Santa Maria High School Transforms into a New 21st Century Learning Environment with High Performance Green Techniques
Imagine a high school that is equipped with the latest 21st century technology, including environmentally advanced buildings powered by solar panels, strategically installed “QR” codes around campus, and classrooms that can transform at a moment’s notice. This 21st century high school is a reality for students at the newly transformed Santa Maria High School. Rachlin Partners in Culver City created all the new design, expansion and modernization learning features.
The project, funded by the Santa Maria Joint High School District, consists of a 2-story, 14-classroom building with advanced learning spaces for the school’s music department.
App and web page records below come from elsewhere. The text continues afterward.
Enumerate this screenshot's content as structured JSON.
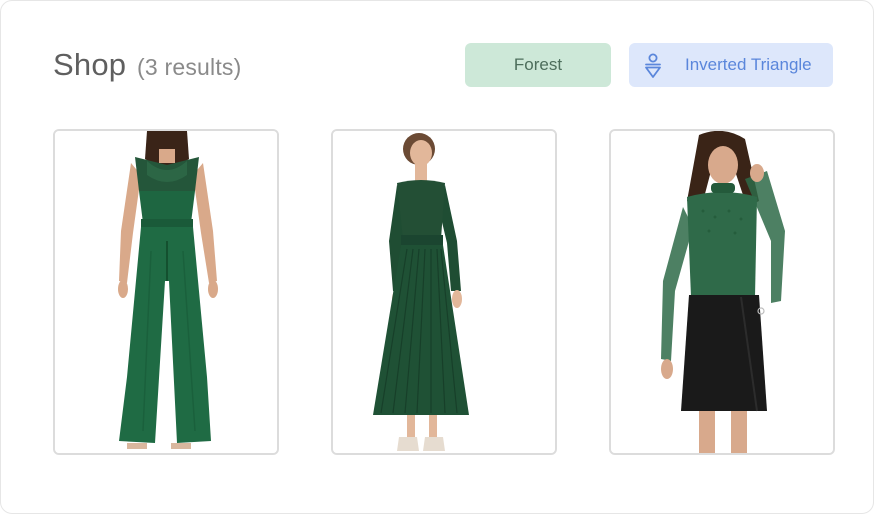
{
  "header": {
    "title": "Shop",
    "count": "(3 results)"
  },
  "filters": [
    {
      "label": "Forest",
      "color": "#cde8d8"
    },
    {
      "label": "Inverted Triangle",
      "icon": "inverted-triangle-body-icon",
      "color": "#dde7fb"
    }
  ],
  "products": [
    {
      "image": "green-lace-jumpsuit-photo"
    },
    {
      "image": "green-pleated-knit-dress-photo"
    },
    {
      "image": "green-mesh-top-black-skirt-photo"
    }
  ],
  "colors": {
    "forest": "#1f5a3a",
    "accent_blue": "#5a86db"
  }
}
The total construction cost was $9,635,000 for the 26,336 SF project.
In accordance with District-wide standards for 21st Century education that Rachlin Partners developed with the District’s staff, the interior classroom design includes moveable furniture, information technology with a flexible and expandable backbone, and multiple video monitors that enable the classroom to be adapted to various teaching methodologies. A core component of the building’s program is the dual-purpose choir and band room, accommodating the needs of the school’s student musicians for practice space and instrument storage. The room is acoustically isolated to ensure that music and sound do not interfere with instruction in other classrooms.
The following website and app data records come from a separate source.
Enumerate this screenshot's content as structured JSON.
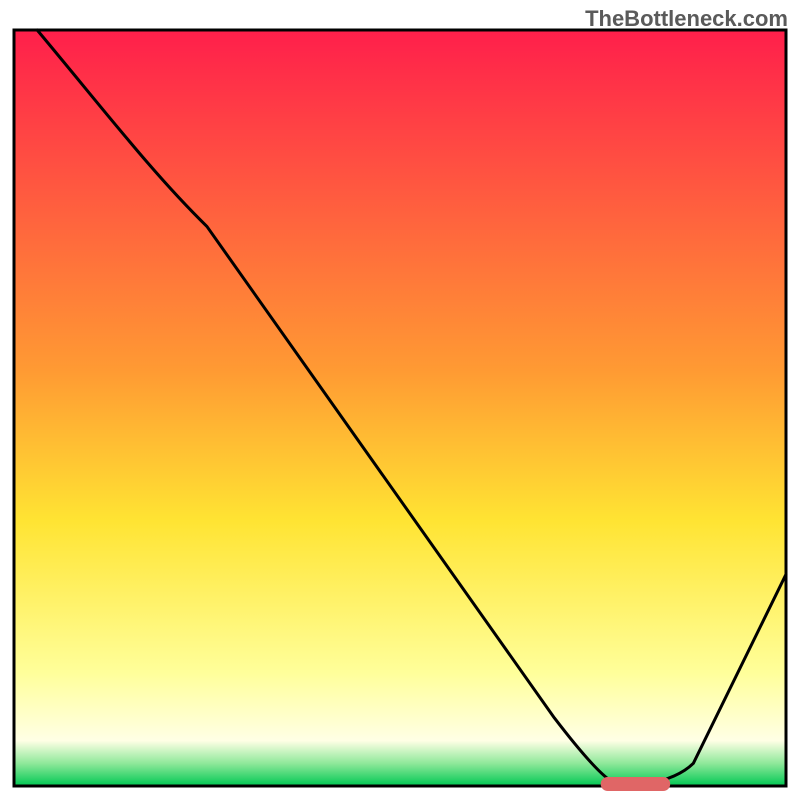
{
  "watermark": "TheBottleneck.com",
  "chart_data": {
    "type": "line",
    "title": "",
    "xlabel": "",
    "ylabel": "",
    "x_range": [
      0,
      100
    ],
    "y_range": [
      0,
      100
    ],
    "series": [
      {
        "name": "curve",
        "x": [
          3,
          25,
          78,
          82,
          88,
          100
        ],
        "y": [
          100,
          74,
          0,
          0,
          3,
          28
        ]
      }
    ],
    "optimal_marker": {
      "x_start": 76,
      "x_end": 85,
      "y": 0
    },
    "gradient_stops": [
      {
        "offset": 0,
        "color": "#ff1f4b"
      },
      {
        "offset": 45,
        "color": "#ff9a33"
      },
      {
        "offset": 65,
        "color": "#ffe433"
      },
      {
        "offset": 85,
        "color": "#ffff9a"
      },
      {
        "offset": 94,
        "color": "#ffffe5"
      },
      {
        "offset": 97,
        "color": "#8fe89a"
      },
      {
        "offset": 100,
        "color": "#00c853"
      }
    ],
    "border_color": "#000000",
    "curve_color": "#000000",
    "marker_color": "#e06666"
  }
}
For the exterior form, Rachlin Partners drew inspiration from the adjacent Ethel Pope Auditorium, developing a complementary aesthetic that is modern yet respectful of the school’s history and original Romanesque and Classical Renaissance-style buildings built in 1923.
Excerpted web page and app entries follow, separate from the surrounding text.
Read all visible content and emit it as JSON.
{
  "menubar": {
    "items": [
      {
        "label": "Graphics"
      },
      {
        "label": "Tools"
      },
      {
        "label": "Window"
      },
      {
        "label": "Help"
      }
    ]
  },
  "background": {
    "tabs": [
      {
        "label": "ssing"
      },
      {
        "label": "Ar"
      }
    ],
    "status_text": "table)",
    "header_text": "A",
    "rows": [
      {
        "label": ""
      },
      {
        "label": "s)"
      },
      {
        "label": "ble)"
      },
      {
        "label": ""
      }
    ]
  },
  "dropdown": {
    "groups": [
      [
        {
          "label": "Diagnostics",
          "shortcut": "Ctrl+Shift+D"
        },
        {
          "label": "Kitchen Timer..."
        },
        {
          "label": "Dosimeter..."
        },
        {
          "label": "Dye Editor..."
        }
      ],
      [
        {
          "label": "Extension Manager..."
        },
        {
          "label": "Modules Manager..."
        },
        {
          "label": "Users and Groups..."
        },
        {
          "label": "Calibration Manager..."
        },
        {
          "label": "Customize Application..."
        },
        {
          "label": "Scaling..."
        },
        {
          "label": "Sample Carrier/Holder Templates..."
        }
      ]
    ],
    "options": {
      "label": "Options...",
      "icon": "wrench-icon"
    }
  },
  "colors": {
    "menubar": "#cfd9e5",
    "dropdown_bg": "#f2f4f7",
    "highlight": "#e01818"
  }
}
“We are so pleased with the transformation of Santa Maria High School,” says Michael Rachlin, AIA, Founding Partner of Rachlin Partners. "It’s now a fully modernized environment that is environmentally and contextually sensitive, as well as fully equipped with the latest learning technology. The end result is a fully adaptable structure that can easily be transformed for new uses moving into the future.”
Designed to CHPS standards, the Classroom Building incorporates several systems to improve air quality, reduce energy needs, and conserve water. Furthermore, the building itself was designed to be an interactive learning tool. There are demonstration areas insides and outside the building equipped with “QR” codes for students to access on their smart devices and receive detailed information about how each system works. Students can monitor and track the systems to verify actual usage and savings.
-Air quality – the Classroom Building is designed with materials that emit very low amounts of volatile compounds (VOCs).
-Energy Efficiency – Air handlers respond to individual classroom demand by providing only what is needed, for a much more efficient use of energy.
-The windows are dual pane Low-E glass which greatly reduces the transmission of heat, by blocking 67% of the unwanted solar energy from entering, while allowing visible light to penetrate.
-Lights automatically turn off in unoccupied spaces, maximizing energy efficiency.
-Water Reduction – automatic hand dryers installed use 80% less energy to operate than standard hand dryers. This also eliminates unrecycled paper towel waste.
-Restroom fixtures have controlled usage.
-Toilets use 20% less water than many similar low volume fixtures, saving 45,000 gallons of water per year.
-Urinals use 87% less water than similar fixtures, saving 61,000 gallons of water per year.
-Lavatory faucets automatically turn off and the batteries used to operate the valve draw their power from a hydroelectric generator.
Solar panels function as shading elements covering the new, 2,700 square foot band shell structure just west of the Classroom Building. The panels offer the ideal combination of shade for the students while rehearsing or performing outdoors, and full exposure to the sun to generate the maximum amount of electrical energy possible for the classrooms.
The characteristics of the SMHS solar panel system include:
-256 total panels – 128 panels in the Classroom Building system, 102 on the Band Shell and 26 on the building roof.
-The solar panel system can collect as much as 32 kilowatts of electricity per hour. The power is input into the electrical system through inverters to the main distribution panel at 480V, 3 phase.
-The solar panel generated is about 20% - 25% of the building’s total electrical need.